Cub Scouting Is for Families. The family is the most important influence on boys’ development. Cub Scouting seeks to support the family—whatever it looks like—and to involve families in Scouting activities. Cub Scouting is sensitive to the needs of today’s families, and it provides opportunities for family members to work and play together, to have fun together, and to get to know each other better.
Cub Scouting Is Fun. Boys join Cub Scouting because they want to have fun, but they instinctively understand that fun means more than just having a good time. It also means getting satisfaction from meeting challenges, having friends, and feeling they are important to other people. When Cub Scouts are having fun, they are also learning new things, discovering and mastering new skills, gaining self-confidence, and developing strong friendships.
Cub Scouting Has Ideals. In an age when values seem old-fashioned or even passé, the Scout Oath and Scout Law, along with the Cub Scout motto, provide boys with a positive set of values and dispositions to aspire to. As short, declarative statements, the Scout Law offers a positive set of values to live up to. The Oath, Law, and motto are a pathway to good citizenship.

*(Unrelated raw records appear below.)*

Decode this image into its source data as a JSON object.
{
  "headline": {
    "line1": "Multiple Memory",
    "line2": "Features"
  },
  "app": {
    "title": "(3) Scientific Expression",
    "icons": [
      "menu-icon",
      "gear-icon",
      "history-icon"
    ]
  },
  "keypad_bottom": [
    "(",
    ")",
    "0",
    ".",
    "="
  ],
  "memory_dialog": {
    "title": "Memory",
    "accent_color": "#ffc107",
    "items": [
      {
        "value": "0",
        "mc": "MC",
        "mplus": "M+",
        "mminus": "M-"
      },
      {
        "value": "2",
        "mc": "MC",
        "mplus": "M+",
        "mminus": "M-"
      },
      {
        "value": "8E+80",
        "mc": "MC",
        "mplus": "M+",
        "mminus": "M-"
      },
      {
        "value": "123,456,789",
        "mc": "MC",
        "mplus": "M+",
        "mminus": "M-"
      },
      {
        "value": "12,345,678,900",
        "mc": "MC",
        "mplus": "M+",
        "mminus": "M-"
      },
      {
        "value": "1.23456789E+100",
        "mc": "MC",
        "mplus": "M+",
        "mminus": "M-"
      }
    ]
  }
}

Cub Scouting Provides Adventure. Cub Scouting helps fulfill a boy’s desire for adventure and allows him to use his vivid imagination while taking part in skits, games, field trips, service projects, and more. Boys find adventure in exploring the outdoors, learning about nature, and gaining a greater appreciation for our beautiful world.
Cub Scouting Helps Boys Develop Skills and Interests. Cub Scouts learn many useful and varied skills. They develop ability and dexterity, and they learn to use tools and to follow instructions. Badges and awards encourage them to learn about a variety of subjects, including conservation, safety, physical fitness, community awareness, sports, and religious activities. The skills they learn and interests they develop could lead them to careers or lifelong hobbies.

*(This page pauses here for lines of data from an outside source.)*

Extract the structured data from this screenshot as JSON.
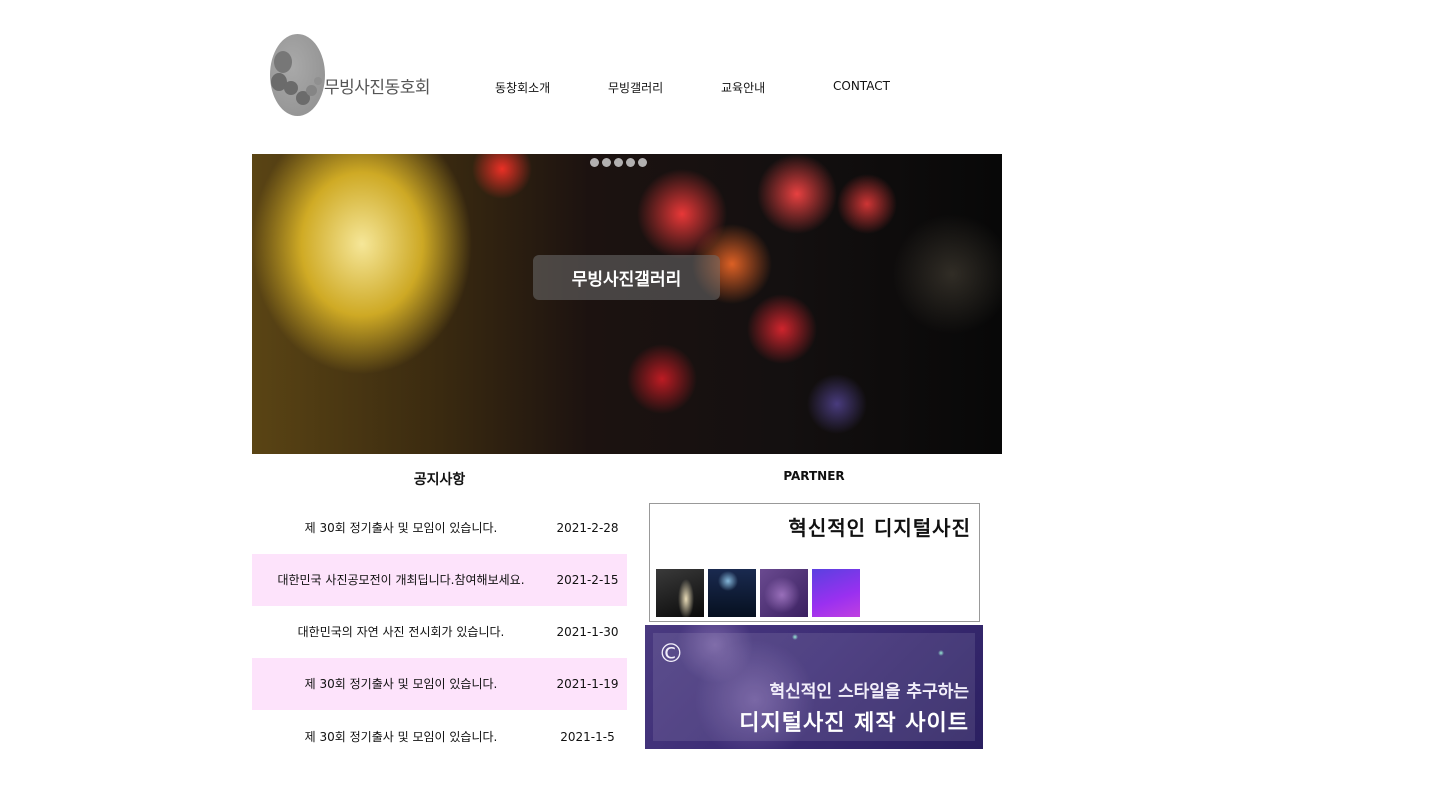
{
  "header": {
    "logo_text": "무빙사진동호회",
    "nav": [
      "동창회소개",
      "무빙갤러리",
      "교육안내",
      "CONTACT"
    ]
  },
  "hero": {
    "title": "무빙사진갤러리",
    "slide_count": 5
  },
  "notices": {
    "title": "공지사항",
    "items": [
      {
        "text": "제 30회 정기출사 및 모임이 있습니다.",
        "date": "2021-2-28"
      },
      {
        "text": "대한민국 사진공모전이 개최딥니다.참여해보세요.",
        "date": "2021-2-15"
      },
      {
        "text": "대한민국의 자연 사진 전시회가 있습니다.",
        "date": "2021-1-30"
      },
      {
        "text": "제 30회 정기출사 및 모임이 있습니다.",
        "date": "2021-1-19"
      },
      {
        "text": "제 30회 정기출사 및 모임이 있습니다.",
        "date": "2021-1-5"
      }
    ]
  },
  "partner": {
    "title": "PARTNER",
    "banner1_text": "혁신적인 디지털사진",
    "banner2_symbol": "©",
    "banner2_sub": "혁신적인 스타일을 추구하는",
    "banner2_main": "디지털사진 제작 사이트"
  },
  "colors": {
    "notice_highlight": "#fde3fb",
    "banner_purple": "#3d2d76"
  }
}
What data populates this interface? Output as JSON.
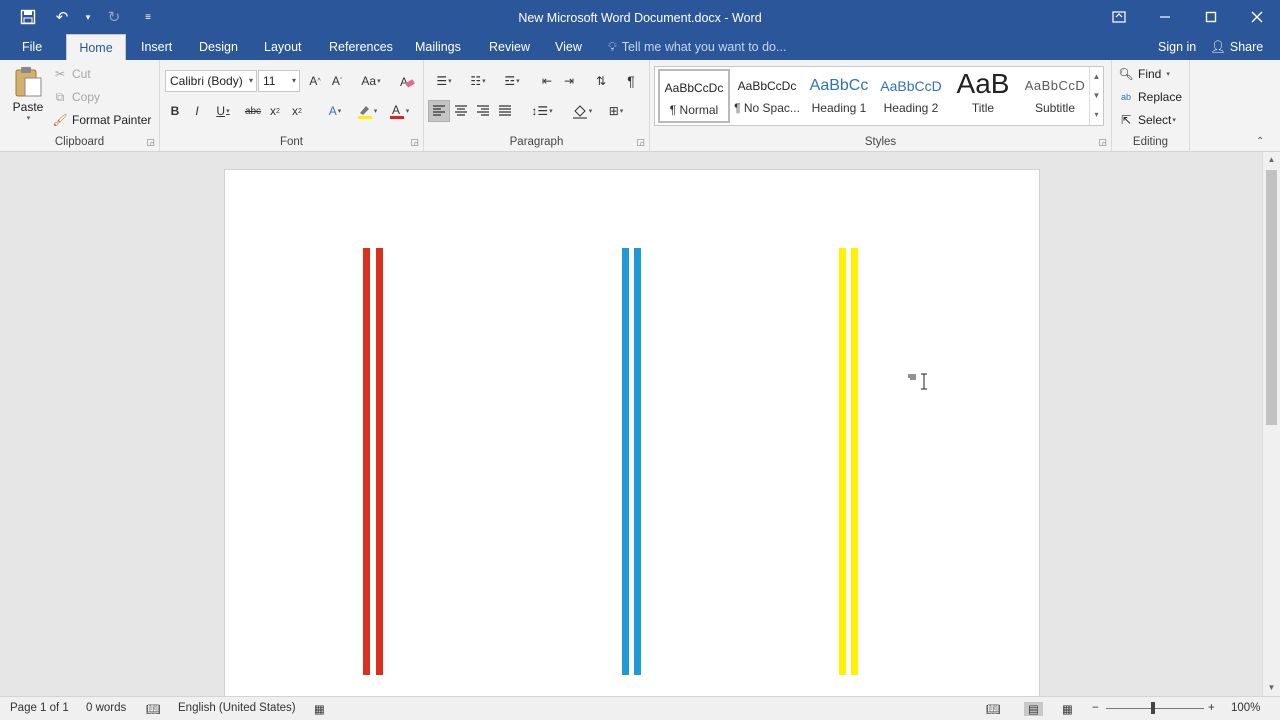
{
  "title_bar": {
    "document_title": "New Microsoft Word Document.docx - Word",
    "qat_icons": [
      "save-icon",
      "undo-icon",
      "redo-icon",
      "customize-icon"
    ],
    "window_controls": [
      "ribbon-display-icon",
      "minimize-icon",
      "maximize-icon",
      "close-icon"
    ]
  },
  "tabs": [
    {
      "label": "File"
    },
    {
      "label": "Home"
    },
    {
      "label": "Insert"
    },
    {
      "label": "Design"
    },
    {
      "label": "Layout"
    },
    {
      "label": "References"
    },
    {
      "label": "Mailings"
    },
    {
      "label": "Review"
    },
    {
      "label": "View"
    }
  ],
  "active_tab": "Home",
  "tell_me": "Tell me what you want to do...",
  "sign_in": "Sign in",
  "share": "Share",
  "ribbon": {
    "clipboard": {
      "label": "Clipboard",
      "paste": "Paste",
      "cut": "Cut",
      "copy": "Copy",
      "format_painter": "Format Painter"
    },
    "font": {
      "label": "Font",
      "font_name": "Calibri (Body)",
      "font_size": "11"
    },
    "paragraph": {
      "label": "Paragraph"
    },
    "styles": {
      "label": "Styles",
      "items": [
        {
          "preview": "AaBbCcDc",
          "name": "¶ Normal"
        },
        {
          "preview": "AaBbCcDc",
          "name": "¶ No Spac..."
        },
        {
          "preview": "AaBbCc",
          "name": "Heading 1"
        },
        {
          "preview": "AaBbCcD",
          "name": "Heading 2"
        },
        {
          "preview": "AaB",
          "name": "Title"
        },
        {
          "preview": "AaBbCcD",
          "name": "Subtitle"
        }
      ]
    },
    "editing": {
      "label": "Editing",
      "find": "Find",
      "replace": "Replace",
      "select": "Select"
    }
  },
  "document": {
    "stripe_colors": {
      "red": "#d9301f",
      "blue": "#1e9bd7",
      "yellow": "#fff200"
    }
  },
  "status_bar": {
    "page": "Page 1 of 1",
    "words": "0 words",
    "language": "English (United States)",
    "zoom": "100%"
  },
  "colors": {
    "accent": "#2b579a",
    "ribbon_bg": "#f3f3f3",
    "doc_bg": "#e6e6e6"
  }
}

Cub Scouting Has an Advancement Plan. The Cub Scout advancement plan recognizes boys’ individual efforts and achievements, teaches them to do their best, and strengthens family ties as leaders and family members work with them on requirements. Boys enjoy receiving badges for their achievements, but the real benefit comes from the skills, knowledge, and self-esteem they develop along the way.
Cub Scouts Belong. Belonging is important to boys; they like to be accepted as part of a group. In Cub Scouting, boys take part in interesting and meaningful activities with their friends, learning sportsmanship, citizenship, and loyalty. The Cub Scout uniform, symbols like the Cub Scout sign, and being a member of a den help boys feel part of a distinct group that shares a common purpose.
Cub Scouting Teaches Boys to Reach Out. Cub Scouting provides opportunities for boys to reach out into the wider community while maintaining a link with secure foundations at home, school, and religious organizations. Through field trips, boys get to know their community better. Through service projects and other community activities, they learn what it means to be a good citizen.
Cub Scouting Teaches Duty to God and Country. Through interfaith activities and the religious emblems program, Cub Scouting helps boys fulfill their duty to God. Through flag ceremonies, service projects, and other activities, Cub Scouting helps boys become useful and participating citizens.
Cub Scouting Provides a Year-round Program. When school ends, Cub Scouting continues. Boys have more free time during the summer, so summer is a great time for Cub Scouting. Den and pack activities take on a more informal feel and are often held outdoors. Day camp and resident camp programs run by Scouting districts and councils are often the highlight of the Cub Scout year, offering activities that local packs couldn’t easily provide.
Cub Scouting Helps Organizations. A Cub Scout pack is chartered by an organization in your community—a school-based parents’ organization, a religious organization, or a service club or organization. Cub Scouting is a resource that organization uses to further its outreach and achieve its goals for serving young people.